Frequently Asked Questions
How deep should my augers be installed?
Federal standards specify augers must be embedded at least 4 ft measured from ground level to the bottom tip of the helix. Ensure proper depth for maximum grip.
Can I do this alone or do I need help?
DIY installation is definitely achievable alone if you’re reasonably fit and mobile. But having an extra helper makes tasks like boring holes and maneuvering augers much easier and safer.
How soon can my home be occupied after installing anchors?
Once correctly tensioned and secured according to specifications, the mobile house can be immediately reoccupied without risk. Do safety checks before allowing tenants back in.
Is using concrete deadmen anchors acceptable?
Yes poured concrete deadmen can safely provide anchorage also. But they require more specialized tools and materials to install underground. Augers are simpler for DIYers.
How do I calculate the correct cable sizes and load capacity?
Determining the proper anchor ratings and specifications requires professional engineering input based on your exact home model and climate wind zones. For DIY, follow HUD code compliant product listings.
Hopefully this guide has shown that installing manufactured home anchors is an achievable DIY mobile home tie downs project. While intensive at first, correctly putting in tie downs ultimately safeguards your property for the long term against storm damage.
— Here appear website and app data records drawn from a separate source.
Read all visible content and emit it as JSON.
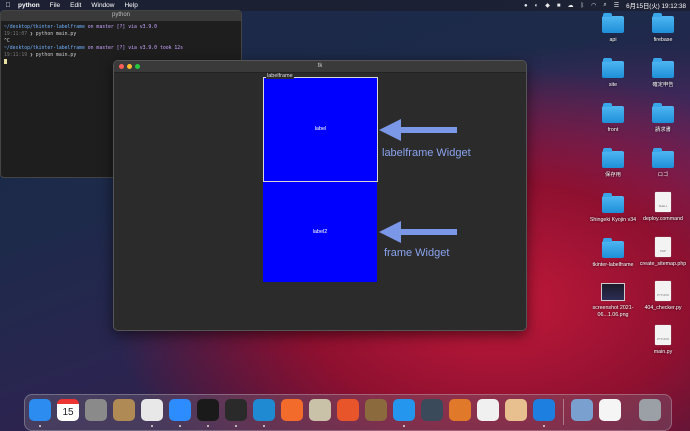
{
  "menubar": {
    "app_name": "python",
    "menus": [
      "File",
      "Edit",
      "Window",
      "Help"
    ],
    "datetime": "6月15日(火)  19:12:38"
  },
  "terminal": {
    "title": "python",
    "lines": {
      "l1_path": "~/desktop/tkinter-labelframe",
      "l1_rest": " on  master [?] via  v3.9.0",
      "l2_time": "19:11:07",
      "l2_cmd": " ❯ python main.py",
      "l3": "^C",
      "l4_path": "~/desktop/tkinter-labelframe",
      "l4_rest": " on  master [?] via  v3.9.0 took 12s",
      "l5_time": "19:11:19",
      "l5_cmd": " ❯ python main.py"
    }
  },
  "tk_window": {
    "title": "tk",
    "labelframe_caption": "labelframe",
    "label_text": "label",
    "label2_text": "label2",
    "annotation_1": "labelframe Widget",
    "annotation_2": "frame Widget",
    "colors": {
      "widget_bg": "#0000ff",
      "annotation": "#8aa3ee"
    }
  },
  "desktop": {
    "icons": [
      {
        "label": "api",
        "kind": "folder"
      },
      {
        "label": "firebase",
        "kind": "folder"
      },
      {
        "label": "site",
        "kind": "folder"
      },
      {
        "label": "確定申告",
        "kind": "folder"
      },
      {
        "label": "front",
        "kind": "folder"
      },
      {
        "label": "請求書",
        "kind": "folder"
      },
      {
        "label": "保存用",
        "kind": "folder"
      },
      {
        "label": "ロゴ",
        "kind": "folder"
      },
      {
        "label": "Shingeki Kyojin v34",
        "kind": "folder"
      },
      {
        "label": "deploy.command",
        "kind": "doc",
        "badge": "SHELL"
      },
      {
        "label": "tkinter-labelframe",
        "kind": "folder"
      },
      {
        "label": "create_sitemap.php",
        "kind": "doc",
        "badge": "PHP"
      },
      {
        "label": "screenshot 2021-06...1.06.png",
        "kind": "image"
      },
      {
        "label": "404_checker.py",
        "kind": "doc",
        "badge": "PYTHON"
      },
      {
        "label": "main.py",
        "kind": "doc",
        "badge": "PYTHON"
      }
    ]
  },
  "dock": {
    "apps": [
      {
        "name": "finder-icon",
        "color": "#2d8cf0"
      },
      {
        "name": "calendar-icon",
        "color": "#ffffff",
        "text": "15"
      },
      {
        "name": "system-preferences-icon",
        "color": "#8a8a8a"
      },
      {
        "name": "contacts-icon",
        "color": "#b08a55"
      },
      {
        "name": "chrome-icon",
        "color": "#e8e8e8"
      },
      {
        "name": "zoom-icon",
        "color": "#2d8cff"
      },
      {
        "name": "terminal-icon",
        "color": "#1a1a1a"
      },
      {
        "name": "terminal2-icon",
        "color": "#2a2a2a"
      },
      {
        "name": "vscode-icon",
        "color": "#1f8ad2"
      },
      {
        "name": "safari-icon",
        "color": "#f36b2a"
      },
      {
        "name": "sequel-icon",
        "color": "#c9c2a8"
      },
      {
        "name": "activity-icon",
        "color": "#e8552a"
      },
      {
        "name": "archive-icon",
        "color": "#8b6b3e"
      },
      {
        "name": "docker-icon",
        "color": "#2496ed"
      },
      {
        "name": "quicktime-icon",
        "color": "#3a4a5a"
      },
      {
        "name": "sourcetree-icon",
        "color": "#e07a2a"
      },
      {
        "name": "vpn-icon",
        "color": "#f0f0f0"
      },
      {
        "name": "preview-icon",
        "color": "#e8c090"
      },
      {
        "name": "infinity-icon",
        "color": "#1d7fe0"
      },
      {
        "name": "folder-stack-icon",
        "color": "#7aa0d0"
      },
      {
        "name": "document-icon",
        "color": "#f5f5f5"
      },
      {
        "name": "trash-icon",
        "color": "#9aa0a6"
      }
    ]
  }
}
Enhancing the accessibility of your home begins with being meticulous with prep work, using quality gear, and methodically tensioning each component when installing accessibility features; this commitment ensures robust anchoring that follows regulations, as cutting corners jeopardizes the anchors’ reliability when they are most needed.
Remember to periodically inspect and maintain the system. Upgrading aging parts proactively ensures many more years of reliable service securing your mobile abode.
Stay safe and secured living the mobile home lifestyle!